ACTIVITY -> Copy every record exactly, leaving the pictures out.

Data about app and page elements ->
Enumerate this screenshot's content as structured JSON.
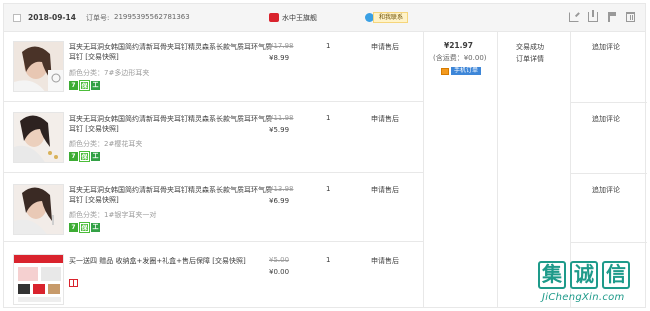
{
  "header": {
    "date": "2018-09-14",
    "order_label": "订单号:",
    "order_number": "219953955627813​63",
    "shop_name": "水中王旗舰",
    "contact_label": "和我联系",
    "icons": [
      "share-icon",
      "upload-icon",
      "flag-icon",
      "trash-icon"
    ]
  },
  "items": [
    {
      "title": "耳夹无耳洞女韩国简约清新耳骨夹耳钉精灵森系长款气质耳环气质耳钉 [交易快照]",
      "sku": "颜色分类：7#多边形耳夹",
      "price_old": "¥17.98",
      "price_new": "¥8.99",
      "qty": "1",
      "refund": "申请售后",
      "action": "追加评论"
    },
    {
      "title": "耳夹无耳洞女韩国简约清新耳骨夹耳钉精灵森系长款气质耳环气质耳钉 [交易快照]",
      "sku": "颜色分类：2#樱花耳夹",
      "price_old": "¥11.98",
      "price_new": "¥5.99",
      "qty": "1",
      "refund": "申请售后",
      "action": "追加评论"
    },
    {
      "title": "耳夹无耳洞女韩国简约清新耳骨夹耳钉精灵森系长款气质耳环气质耳钉 [交易快照]",
      "sku": "颜色分类：1#银字耳夹一对",
      "price_old": "¥13.98",
      "price_new": "¥6.99",
      "qty": "1",
      "refund": "申请售后",
      "action": "追加评论"
    },
    {
      "title": "买一送四 赠品 收纳盒+发圈+礼盒+售后保障 [交易快照]",
      "sku": "",
      "price_old": "¥5.00",
      "price_new": "¥0.00",
      "qty": "1",
      "refund": "申请售后",
      "action": ""
    }
  ],
  "tags": [
    "7",
    "保",
    "工"
  ],
  "summary": {
    "total": "¥21.97",
    "shipping": "(含运费：¥0.00)",
    "pay_label": "手机订单",
    "status": "交易成功",
    "detail": "订单详情"
  },
  "watermark": {
    "cn": [
      "集",
      "诚",
      "信"
    ],
    "en": "JiChengXin.com"
  },
  "colors": {
    "header_bg": "#f5f5f5",
    "border": "#e8e8e8",
    "tag_green": "#3dac34",
    "brand_red": "#d9232d",
    "watermark": "#1e9a8a"
  }
}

RESULT ->
Enumerate this screenshot's content as structured JSON.
{
  "header": {
    "date": "2018-09-14",
    "order_label": "订单号:",
    "order_number": "219953955627813​63",
    "shop_name": "水中王旗舰",
    "contact_label": "和我联系",
    "icons": [
      "share-icon",
      "upload-icon",
      "flag-icon",
      "trash-icon"
    ]
  },
  "items": [
    {
      "title": "耳夹无耳洞女韩国简约清新耳骨夹耳钉精灵森系长款气质耳环气质耳钉 [交易快照]",
      "sku": "颜色分类：7#多边形耳夹",
      "price_old": "¥17.98",
      "price_new": "¥8.99",
      "qty": "1",
      "refund": "申请售后",
      "action": "追加评论"
    },
    {
      "title": "耳夹无耳洞女韩国简约清新耳骨夹耳钉精灵森系长款气质耳环气质耳钉 [交易快照]",
      "sku": "颜色分类：2#樱花耳夹",
      "price_old": "¥11.98",
      "price_new": "¥5.99",
      "qty": "1",
      "refund": "申请售后",
      "action": "追加评论"
    },
    {
      "title": "耳夹无耳洞女韩国简约清新耳骨夹耳钉精灵森系长款气质耳环气质耳钉 [交易快照]",
      "sku": "颜色分类：1#银字耳夹一对",
      "price_old": "¥13.98",
      "price_new": "¥6.99",
      "qty": "1",
      "refund": "申请售后",
      "action": "追加评论"
    },
    {
      "title": "买一送四 赠品 收纳盒+发圈+礼盒+售后保障 [交易快照]",
      "sku": "",
      "price_old": "¥5.00",
      "price_new": "¥0.00",
      "qty": "1",
      "refund": "申请售后",
      "action": ""
    }
  ],
  "tags": [
    "7",
    "保",
    "工"
  ],
  "summary": {
    "total": "¥21.97",
    "shipping": "(含运费：¥0.00)",
    "pay_label": "手机订单",
    "status": "交易成功",
    "detail": "订单详情"
  },
  "watermark": {
    "cn": [
      "集",
      "诚",
      "信"
    ],
    "en": "JiChengXin.com"
  },
  "colors": {
    "header_bg": "#f5f5f5",
    "border": "#e8e8e8",
    "tag_green": "#3dac34",
    "brand_red": "#d9232d",
    "watermark": "#1e9a8a"
  }
}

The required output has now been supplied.